The Haunted House will be open again next Friday and Saturday nights (October 29, 30) from 6:30 -9:00pm. If you are interested in making a trip to Annapolis Royal, there is quite a bit of Halloween inspired fun with Goblets and Goblins at the Historic Gardens, a live presentation of Robin Hood at King's Theatre and the Annapolis District Drama Group's presentation of Murder in the Cathedral at St. Luke's Church.

All for now,
RGS (Ghost Pirate)

Thursday, October 21, 2010

Changing Views of the Annapolis Basin

Tonight was the night of the Annapolis Heritage Society Annual General Meeting so this post will tend toward pictures more than words. As I usually do at the end of an AGM, I am feeling both tired and a bit brain dead. Lack of mental acuity aside, I would like to take the opportunity to welcome our four new board members and thank our three retiring members. I should also take the opportunity to thank Janice Slaunewhite and Wayne Smith from North Hills Museum for their roles in tonight's meeting.

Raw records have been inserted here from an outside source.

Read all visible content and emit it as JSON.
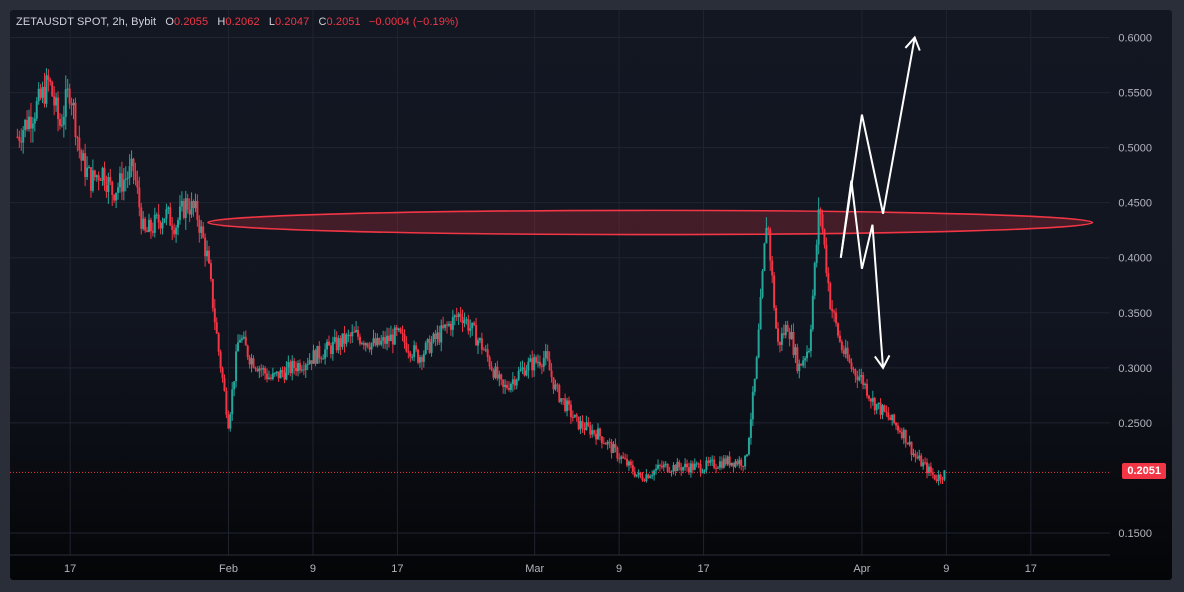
{
  "header": {
    "symbol": "ZETAUSDT SPOT, 2h, Bybit",
    "open_label": "O",
    "open": "0.2055",
    "high_label": "H",
    "high": "0.2062",
    "low_label": "L",
    "low": "0.2047",
    "close_label": "C",
    "close": "0.2051",
    "change": "−0.0004 (−0.19%)"
  },
  "last_price": "0.2051",
  "colors": {
    "up": "#26a69a",
    "down": "#f23645",
    "zone": "#f23645",
    "arrows": "#ffffff"
  },
  "chart_data": {
    "type": "candlestick",
    "title": "ZETAUSDT SPOT, 2h, Bybit",
    "y_ticks": [
      "0.6000",
      "0.5500",
      "0.5000",
      "0.4500",
      "0.4000",
      "0.3500",
      "0.3000",
      "0.2500",
      "0.1500"
    ],
    "x_ticks": [
      "17",
      "Feb",
      "9",
      "17",
      "Mar",
      "9",
      "17",
      "Apr",
      "9",
      "17"
    ],
    "ylim": [
      0.13,
      0.625
    ],
    "grid": true,
    "last_price": 0.2051,
    "price_path": [
      [
        "Jan 12",
        0.51
      ],
      [
        "Jan 14",
        0.54
      ],
      [
        "Jan 15",
        0.56
      ],
      [
        "Jan 16",
        0.52
      ],
      [
        "Jan 17",
        0.555
      ],
      [
        "Jan 18",
        0.49
      ],
      [
        "Jan 19",
        0.47
      ],
      [
        "Jan 20",
        0.48
      ],
      [
        "Jan 21",
        0.46
      ],
      [
        "Jan 22",
        0.47
      ],
      [
        "Jan 23",
        0.48
      ],
      [
        "Jan 24",
        0.42
      ],
      [
        "Jan 25",
        0.43
      ],
      [
        "Jan 26",
        0.44
      ],
      [
        "Jan 27",
        0.43
      ],
      [
        "Jan 28",
        0.45
      ],
      [
        "Jan 29",
        0.44
      ],
      [
        "Jan 30",
        0.4
      ],
      [
        "Jan 31",
        0.32
      ],
      [
        "Feb 1",
        0.25
      ],
      [
        "Feb 2",
        0.33
      ],
      [
        "Feb 3",
        0.31
      ],
      [
        "Feb 5",
        0.29
      ],
      [
        "Feb 7",
        0.3
      ],
      [
        "Feb 9",
        0.31
      ],
      [
        "Feb 11",
        0.32
      ],
      [
        "Feb 13",
        0.33
      ],
      [
        "Feb 15",
        0.32
      ],
      [
        "Feb 17",
        0.33
      ],
      [
        "Feb 19",
        0.31
      ],
      [
        "Feb 21",
        0.33
      ],
      [
        "Feb 23",
        0.35
      ],
      [
        "Feb 25",
        0.32
      ],
      [
        "Feb 27",
        0.28
      ],
      [
        "Feb 29",
        0.3
      ],
      [
        "Mar 2",
        0.31
      ],
      [
        "Mar 3",
        0.28
      ],
      [
        "Mar 5",
        0.25
      ],
      [
        "Mar 7",
        0.24
      ],
      [
        "Mar 9",
        0.22
      ],
      [
        "Mar 11",
        0.2
      ],
      [
        "Mar 13",
        0.21
      ],
      [
        "Mar 15",
        0.21
      ],
      [
        "Mar 17",
        0.21
      ],
      [
        "Mar 19",
        0.215
      ],
      [
        "Mar 21",
        0.215
      ],
      [
        "Mar 22",
        0.3
      ],
      [
        "Mar 23",
        0.44
      ],
      [
        "Mar 24",
        0.32
      ],
      [
        "Mar 25",
        0.34
      ],
      [
        "Mar 26",
        0.3
      ],
      [
        "Mar 27",
        0.32
      ],
      [
        "Mar 28",
        0.45
      ],
      [
        "Mar 29",
        0.36
      ],
      [
        "Mar 30",
        0.32
      ],
      [
        "Mar 31",
        0.3
      ],
      [
        "Apr 1",
        0.29
      ],
      [
        "Apr 2",
        0.27
      ],
      [
        "Apr 3",
        0.26
      ],
      [
        "Apr 4",
        0.25
      ],
      [
        "Apr 5",
        0.24
      ],
      [
        "Apr 6",
        0.22
      ],
      [
        "Apr 7",
        0.21
      ],
      [
        "Apr 8",
        0.2
      ],
      [
        "Apr 9",
        0.2051
      ]
    ],
    "resistance_zone": {
      "y_center": 0.432,
      "y_top": 0.443,
      "y_bottom": 0.421,
      "x_start": "Jan 31",
      "x_end": "Apr 20"
    },
    "arrow_up_path": [
      [
        "Mar 30",
        0.4
      ],
      [
        "Mar 31",
        0.47
      ],
      [
        "Apr 1",
        0.39
      ],
      [
        "Apr 2",
        0.43
      ],
      [
        "Apr 3",
        0.3
      ]
    ],
    "arrow_up_continuation": [
      [
        "Mar 30",
        0.4
      ],
      [
        "Apr 1",
        0.53
      ],
      [
        "Apr 3",
        0.44
      ],
      [
        "Apr 6",
        0.6
      ]
    ]
  }
}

Thankfully, I have a few pictures which have been waiting for a chance to be downloaded from my camera. The two sets of images in tonight's post were taken earlier this week on the Annapolis Royal waterfront about 16 hours apart. With the O'Dell House Museum located on the waterfront I have been able to see many different versions of this view. It is quite rare to see a perfect mirror image of Granville Ferry like I did the other day. Usually there is some ripple or wave to interrupt the scene. Likewise, while I have seen and photographed a great number of sunsets from this location, I still find it amazing to see a sunset with colours shooting across the sky.

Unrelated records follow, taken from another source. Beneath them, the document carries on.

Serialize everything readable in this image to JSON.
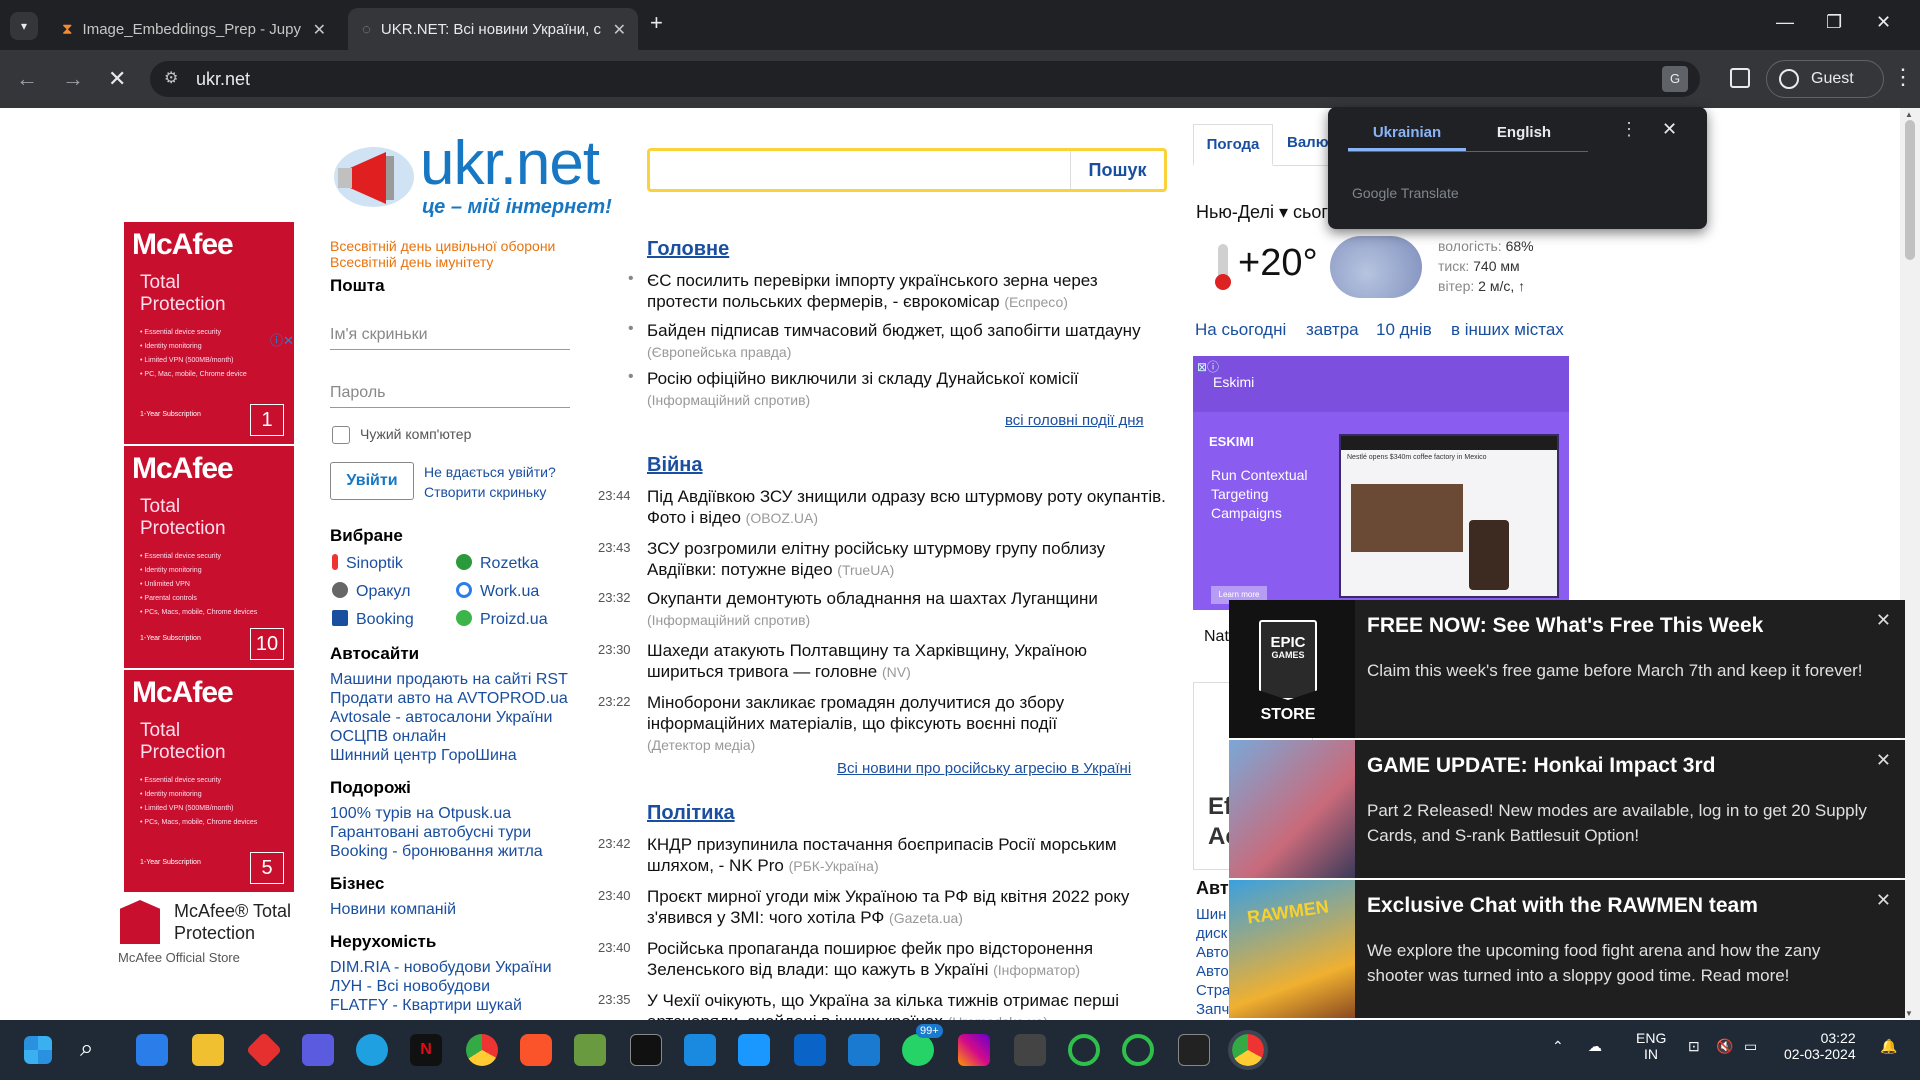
{
  "browser": {
    "tabs": [
      {
        "title": "Image_Embeddings_Prep - Jupy"
      },
      {
        "title": "UKR.NET: Всі новини України, с"
      }
    ],
    "url": "ukr.net",
    "profile": "Guest"
  },
  "translate_popup": {
    "source_lang": "Ukrainian",
    "target_lang": "English",
    "brand": "Google Translate"
  },
  "ads": {
    "mcafee": [
      {
        "brand": "McAfee",
        "product_line1": "Total",
        "product_line2": "Protection",
        "features": [
          "• Essential device security",
          "• Identity monitoring",
          "• Limited VPN (500MB/month)",
          "• PC, Mac, mobile, Chrome device"
        ],
        "sub": "1-Year Subscription",
        "devices": "1"
      },
      {
        "brand": "McAfee",
        "product_line1": "Total",
        "product_line2": "Protection",
        "features": [
          "• Essential device security",
          "• Identity monitoring",
          "• Unlimited VPN",
          "• Parental controls",
          "• PCs, Macs, mobile, Chrome devices"
        ],
        "sub": "1-Year Subscription",
        "devices": "10"
      },
      {
        "brand": "McAfee",
        "product_line1": "Total",
        "product_line2": "Protection",
        "features": [
          "• Essential device security",
          "• Identity monitoring",
          "• Limited VPN (500MB/month)",
          "• PCs, Macs, mobile, Chrome devices"
        ],
        "sub": "1-Year Subscription",
        "devices": "5"
      }
    ],
    "mcafee_footer_line1": "McAfee® Total",
    "mcafee_footer_line2": "Protection",
    "mcafee_store": "McAfee Official Store",
    "eskimi_tab": "Eskimi",
    "eskimi_logo": "ESKIMI",
    "eskimi_text": "Run Contextual Targeting Campaigns",
    "eskimi_btn": "Learn more",
    "eskimi_headline": "Nestlé opens $340m coffee factory in Mexico"
  },
  "site": {
    "logo": "ukr.net",
    "slogan": "це – мій інтернет!",
    "days": [
      "Всесвітній день цивільної оборони",
      "Всесвітній день імунітету"
    ],
    "search_btn": "Пошук",
    "mail": {
      "heading": "Пошта",
      "box_placeholder": "Ім'я скриньки",
      "pass_placeholder": "Пароль",
      "foreign": "Чужий комп'ютер",
      "login": "Увійти",
      "cant_login": "Не вдається увійти?",
      "create": "Створити скриньку"
    },
    "fav_heading": "Вибране",
    "favorites": [
      "Sinoptik",
      "Rozetka",
      "Оракул",
      "Work.ua",
      "Booking",
      "Proizd.ua"
    ],
    "auto_heading": "Автосайти",
    "auto_links": [
      "Машини продають на сайті RST",
      "Продати авто на AVTOPROD.ua",
      "Avtosale - автосалони України",
      "ОСЦПВ онлайн",
      "Шинний центр ГороШина"
    ],
    "travel_heading": "Подорожі",
    "travel_links": [
      "100% турів на Otpusk.ua",
      "Гарантовані автобусні тури",
      "Booking - бронювання житла"
    ],
    "biz_heading": "Бізнес",
    "biz_links": [
      "Новини компаній"
    ],
    "realty_heading": "Нерухомість",
    "realty_links": [
      "DIM.RIA - новобудови України",
      "ЛУН - Всі новобудови",
      "FLATFY - Квартири шукай"
    ]
  },
  "news": {
    "main": {
      "heading": "Головне",
      "items": [
        {
          "text": "ЄС посилить перевірки імпорту українського зерна через протести польських фермерів, - єврокомісар",
          "src": "(Еспресо)"
        },
        {
          "text": "Байден підписав тимчасовий бюджет, щоб запобігти шатдауну",
          "src": "(Європейська правда)"
        },
        {
          "text": "Росію офіційно виключили зі складу Дунайської комісії",
          "src": "(Інформаційний спротив)"
        }
      ],
      "more": "всі головні події дня"
    },
    "war": {
      "heading": "Війна",
      "items": [
        {
          "time": "23:44",
          "text": "Під Авдіївкою ЗСУ знищили одразу всю штурмову роту окупантів. Фото і відео",
          "src": "(OBOZ.UA)"
        },
        {
          "time": "23:43",
          "text": "ЗСУ розгромили елітну російську штурмову групу поблизу Авдіївки: потужне відео",
          "src": "(TrueUA)"
        },
        {
          "time": "23:32",
          "text": "Окупанти демонтують обладнання на шахтах Луганщини",
          "src": "(Інформаційний спротив)"
        },
        {
          "time": "23:30",
          "text": "Шахеди атакують Полтавщину та Харківщину, Україною шириться тривога — головне",
          "src": "(NV)"
        },
        {
          "time": "23:22",
          "text": "Міноборони закликає громадян долучитися до збору інформаційних матеріалів, що фіксують воєнні події",
          "src": "(Детектор медіа)"
        }
      ],
      "more": "Всі новини про російську агресію в Україні"
    },
    "politics": {
      "heading": "Політика",
      "items": [
        {
          "time": "23:42",
          "text": "КНДР призупинила постачання боєприпасів Росії морським шляхом, - NK Pro",
          "src": "(РБК-Україна)"
        },
        {
          "time": "23:40",
          "text": "Проєкт мирної угоди між Україною та РФ від квітня 2022 року з'явився у ЗМІ: чого хотіла РФ",
          "src": "(Gazeta.ua)"
        },
        {
          "time": "23:40",
          "text": "Російська пропаганда поширює фейк про відсторонення Зеленського від влади: що кажуть в Україні",
          "src": "(Інформатор)"
        },
        {
          "time": "23:35",
          "text": "У Чехії очікують, що Україна за кілька тижнів отримає перші артснаряди, знайдені в інших країнах",
          "src": "(Hromadske.ua)"
        }
      ]
    }
  },
  "weather": {
    "tab_weather": "Погода",
    "tab_currency": "Валю",
    "city": "Нью-Делі ▾",
    "city_suffix": "сьогод",
    "temp": "+20°",
    "humidity_label": "вологість:",
    "humidity": "68%",
    "pressure_label": "тиск:",
    "pressure": "740 мм",
    "wind_label": "вітер:",
    "wind": "2 м/с, ↑",
    "links": [
      "На сьогодні",
      "завтра",
      "10 днів",
      "в інших містах"
    ]
  },
  "right_col": {
    "nat": "Nat",
    "ef": "Ef",
    "ac": "Ac",
    "auto_heading": "Авто",
    "links": [
      "Шин",
      "диск",
      "Авто",
      "Авто",
      "Стра",
      "Запчаст. Kia, Hyundai"
    ]
  },
  "notifications": [
    {
      "title": "FREE NOW: See What's Free This Week",
      "body": "Claim this week's free game before March 7th and keep it forever!",
      "thumb_text": [
        "EPIC",
        "GAMES",
        "STORE"
      ]
    },
    {
      "title": "GAME UPDATE: Honkai Impact 3rd",
      "body": "Part 2 Released! New modes are available, log in to get 20 Supply Cards, and S-rank Battlesuit Option!"
    },
    {
      "title": "Exclusive Chat with the RAWMEN team",
      "body": "We explore the upcoming food fight arena and how the zany shooter was turned into a sloppy good time. Read more!",
      "thumb_text": [
        "RAWMEN"
      ]
    }
  ],
  "taskbar": {
    "lang": "ENG",
    "lang2": "IN",
    "time": "03:22",
    "date": "02-03-2024",
    "whatsapp_badge": "99+"
  }
}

All for now,

Tuesday, October 19, 2010

Annapolis Heritage Society AGM 2010

It is once again time for the Annapolis Heritage Society's annual general meeting. Could it only be a year since we last gathered to discuss the activities and upcoming events of the AHS? Evidently it is because my calendar tells me that the meeting will be held at North Hills Museum (5065 Granville Road, Granville Ferry) on October 21 at 7:00pm. The AGM is an excellent opportunity to learn about what the AHS has been up to and what we have planned for the future. This is also a great chance to meet the people who give their time and energy to preserving heritage in the Annapolis Royal region. You could also be among the first people to meet the incoming AHS board as they are elected.

Our presenter for the evening is Wayne Smith who works as an interpreter at North Hills Museum. Wayne has just finished his first season with us but he has a deep background in the decorative arts. Wayne will be drawing on some of his previous work experience with the National Gallery of Canada when he discusses the North Hills Museum collection and potential programming opportunities. This should be an interesting evening and a fresh look at how we could present parts of our story to museum visitors.

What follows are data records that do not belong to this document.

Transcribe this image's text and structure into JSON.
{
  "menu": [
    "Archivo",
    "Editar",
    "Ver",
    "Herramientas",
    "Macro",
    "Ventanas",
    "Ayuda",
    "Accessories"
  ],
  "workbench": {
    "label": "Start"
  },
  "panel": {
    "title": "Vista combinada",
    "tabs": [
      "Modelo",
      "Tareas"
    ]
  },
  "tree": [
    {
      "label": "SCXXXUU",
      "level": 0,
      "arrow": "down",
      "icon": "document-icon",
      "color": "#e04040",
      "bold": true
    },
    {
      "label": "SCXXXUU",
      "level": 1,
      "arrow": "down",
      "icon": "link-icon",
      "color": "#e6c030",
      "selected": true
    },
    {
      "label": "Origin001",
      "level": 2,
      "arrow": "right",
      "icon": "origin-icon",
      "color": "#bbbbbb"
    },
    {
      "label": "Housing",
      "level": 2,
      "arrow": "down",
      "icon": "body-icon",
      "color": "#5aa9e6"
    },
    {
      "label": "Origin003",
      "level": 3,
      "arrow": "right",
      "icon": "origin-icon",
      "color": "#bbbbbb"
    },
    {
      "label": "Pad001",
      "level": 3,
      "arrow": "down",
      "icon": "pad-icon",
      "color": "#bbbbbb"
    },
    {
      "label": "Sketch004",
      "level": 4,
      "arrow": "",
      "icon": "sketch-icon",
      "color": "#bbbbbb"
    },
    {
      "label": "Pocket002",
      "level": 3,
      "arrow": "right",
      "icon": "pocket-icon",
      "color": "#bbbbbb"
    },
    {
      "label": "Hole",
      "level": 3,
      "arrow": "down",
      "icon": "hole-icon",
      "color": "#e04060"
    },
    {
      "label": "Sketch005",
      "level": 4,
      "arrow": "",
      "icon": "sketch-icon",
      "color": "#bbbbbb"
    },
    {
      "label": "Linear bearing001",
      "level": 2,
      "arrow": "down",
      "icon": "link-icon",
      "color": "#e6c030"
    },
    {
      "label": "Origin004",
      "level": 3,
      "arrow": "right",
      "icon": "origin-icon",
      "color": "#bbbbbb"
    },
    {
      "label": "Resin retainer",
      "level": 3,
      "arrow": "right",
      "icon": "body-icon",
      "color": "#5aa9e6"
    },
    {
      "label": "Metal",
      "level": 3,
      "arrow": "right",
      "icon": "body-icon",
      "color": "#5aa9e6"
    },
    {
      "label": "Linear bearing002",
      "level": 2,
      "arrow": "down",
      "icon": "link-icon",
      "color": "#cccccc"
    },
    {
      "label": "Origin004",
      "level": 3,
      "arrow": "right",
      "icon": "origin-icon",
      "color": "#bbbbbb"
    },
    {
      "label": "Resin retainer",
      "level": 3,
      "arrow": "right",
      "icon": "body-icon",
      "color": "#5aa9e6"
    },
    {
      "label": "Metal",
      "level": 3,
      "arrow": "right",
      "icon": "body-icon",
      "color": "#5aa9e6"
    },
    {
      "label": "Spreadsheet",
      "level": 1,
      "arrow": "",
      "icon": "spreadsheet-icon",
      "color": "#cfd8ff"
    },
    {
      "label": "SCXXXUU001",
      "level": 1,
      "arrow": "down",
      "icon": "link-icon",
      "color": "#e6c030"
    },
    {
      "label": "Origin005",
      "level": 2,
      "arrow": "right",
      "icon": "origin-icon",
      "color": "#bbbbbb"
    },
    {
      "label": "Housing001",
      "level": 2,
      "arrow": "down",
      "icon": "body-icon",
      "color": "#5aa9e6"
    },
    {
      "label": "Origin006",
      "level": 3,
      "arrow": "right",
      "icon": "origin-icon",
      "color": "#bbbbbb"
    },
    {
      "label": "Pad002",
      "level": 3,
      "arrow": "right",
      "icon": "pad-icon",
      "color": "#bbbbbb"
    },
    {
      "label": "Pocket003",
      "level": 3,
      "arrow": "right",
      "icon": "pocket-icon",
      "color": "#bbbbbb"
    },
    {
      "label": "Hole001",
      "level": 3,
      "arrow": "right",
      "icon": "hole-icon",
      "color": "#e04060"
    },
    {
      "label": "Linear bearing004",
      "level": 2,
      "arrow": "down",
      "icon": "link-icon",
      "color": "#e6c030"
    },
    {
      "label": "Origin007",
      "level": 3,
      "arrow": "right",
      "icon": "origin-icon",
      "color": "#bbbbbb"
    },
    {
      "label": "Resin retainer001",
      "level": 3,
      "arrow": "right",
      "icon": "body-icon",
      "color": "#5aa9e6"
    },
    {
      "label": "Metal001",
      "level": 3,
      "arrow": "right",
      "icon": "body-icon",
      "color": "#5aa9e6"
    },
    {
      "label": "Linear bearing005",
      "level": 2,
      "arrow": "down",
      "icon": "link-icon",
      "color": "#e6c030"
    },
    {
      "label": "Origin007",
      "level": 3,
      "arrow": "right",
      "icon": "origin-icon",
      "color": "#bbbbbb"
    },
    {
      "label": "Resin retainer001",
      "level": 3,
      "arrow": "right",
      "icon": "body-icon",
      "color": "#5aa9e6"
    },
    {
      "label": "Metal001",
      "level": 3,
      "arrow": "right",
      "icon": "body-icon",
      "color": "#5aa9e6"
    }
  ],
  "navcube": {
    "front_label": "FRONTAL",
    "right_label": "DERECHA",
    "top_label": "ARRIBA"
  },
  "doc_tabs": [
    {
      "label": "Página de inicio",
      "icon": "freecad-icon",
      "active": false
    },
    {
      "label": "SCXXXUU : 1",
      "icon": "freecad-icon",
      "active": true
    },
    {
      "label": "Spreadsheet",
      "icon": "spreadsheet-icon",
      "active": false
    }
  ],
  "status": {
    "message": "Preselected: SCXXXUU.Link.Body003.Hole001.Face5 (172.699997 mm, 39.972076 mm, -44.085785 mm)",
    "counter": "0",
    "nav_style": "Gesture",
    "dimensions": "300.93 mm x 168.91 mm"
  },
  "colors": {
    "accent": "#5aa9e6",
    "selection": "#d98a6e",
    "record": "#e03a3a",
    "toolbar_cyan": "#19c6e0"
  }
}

The image in today's post comes from the Charlotte Perkins collection at the AHS Archives. It really does not have much to do with the AGM but it was a cheerful image of people enjoying a picnic. I believe that the photograph was taken about 1915.

All for now,

Sunday, October 17, 2010

Ghosts and Sunsets

As I sometimes do, I found myself in Annapolis Royal just before sunset this evening. I was meeting people at the Sinclair Inn Museum so that we could take a look at the site in the darkness. While the last sentence may not initially make sense, it becomes more coherent when you realize that we have been setting up a haunted house in the museum over the past week. We needed to see how the decorations looked in the darkened atmosphere of the museum at night. I am quite excited about the haunted house and there will doubtlessly be more about this later in the week.

While I was waiting I realized that there was going to be a very pretty sunset. I grabbed my camera and made my way to the boardwalk. With autumn creating a orange blanket of leaves on the top of the north mountain, the golden light of the sunset was stunning. I also had a pleasant five minute conversation with a local lady where I learned many of the details of her life stretching back some 80 years. It is amazing what you can see and learn on a quiet Sunday evening in Annapolis Royal.

All for now,